Sometimes I even write about frustrations I am having... for instance, my main character does not like doing dishes!

Questions for Comment: What things do you feel passionate about? Or perhaps even frustrated by? Have you tried writing those things into your stories? Have you found that doing so makes your stories more realistic and colorful?


Edit Later, Spell Check Now.

I am a firm believer in waiting to make major edits until I am done writing something. Editing usually takes on a multitude of levels, so trying to critique my work on all of these levels at once while I am writing it leads to one frustrated perfectionist. I can't get anything done. I make myself reread everything I have already written before I start writing something new. I decided to quit that approach around page 36.

Now, I have been enjoying writing my novel with my inner critique light turned off. My creativity has definitely been cultivated by this effort, because every time the practical side of my brain wants to say "that's not feasible," the creative side of my brain says, "I will come up with a way to make it feasible."

That said, I have also found it incredibly helpful to try to make accurate word choices and use proper spelling as I go about writing my manuscript.

For instance, who knew "catapult" was spelled with two a's? Not me. Until about four minutes ago.

While Spellcheck software might catch most of the spelling errors we make, it cannot help us remember the alternative, clearer wording we almost chose.

I have found that it's worth the extra second or two to pick the best wording and Google questionable spelling (as well as grammar) as I go along. Otherwise, the errors could be lost until they find themselves in the hands of an unsuspecting reader.

Do you participate in the editing process during or after writing? Perhaps a little bit of both?What strategies have you found that work well to help you cultivate creativity while also keeping your format, style, and grammar in line?


Review of Remember to Forget

From time to time, I will write book reviews of pieces I've read that I think you might also enjoy. For my first book review installment, I will look at Remember to Forget by Deborah Raney.

Imagine yourself driving through a bad area of New York City, when suddenly your car gets carjacked. Panic, fear, and shock run through your head. But for Maggie Anderson, another emotion tags along: relief.

Maggie struggles in an abusive relationship.
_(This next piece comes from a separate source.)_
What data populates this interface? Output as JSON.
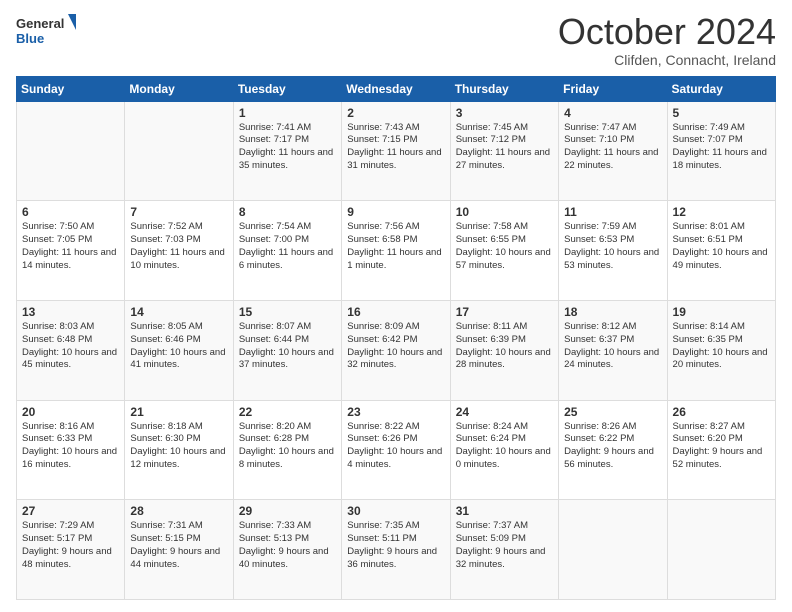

In the past, all her attempts at escaping have proven futile, as Kevin, her frightening boyfriend, always finds her, wherever she tries to hide. The carjacking provides a totally different opportunity, however, and for the first time, Maggie realizes that her dreams of escape might actually be realized.

Trecking across many states in the pursuit of a new life for herself, Maggie eventually ends up at a charming bed and breakfast and makes friends with your typical bed-and-breakfast types, including a handsome bachelor, Trevor, who has his own past to deal with: a wife and child who were suddenly killed.

Will Maggie ever learn to trust again? Will she act on her interest in Trevor, or be forced to return back to Kevin?

Remember to Forget does a brilliant job of weaving together characters with difficult pasts. Raney makes Maggie quite believable, as Maggie continues to question herself and the kindness of others throughout the book, evidence of the trauma she's experienced. Trevor is irresistible, and you'll find yourself screaming, "Open your eyes, Maggie, and tell him how you feel!" half-way through the book. The tucked-away bed and breakfast works as a perfect hiding spot for Maggie, and you will enjoy hiding away alongside her as she learns to heal from her abusive past.

The beginning of this book is so engaging that it had me dreaming I was Jack Bauer after reading it at night! The ending is equally sparkling and will have you skipping pages to find out what happens.

While the plot sags just a bit in the middle of the book, the character development is excellent so it gives you a nice opportunity to focus on the characters themselves.

Remember to Forget is an excellent choice if you like a quaint setting or are looking for a quick-read romance with a hint of adventure.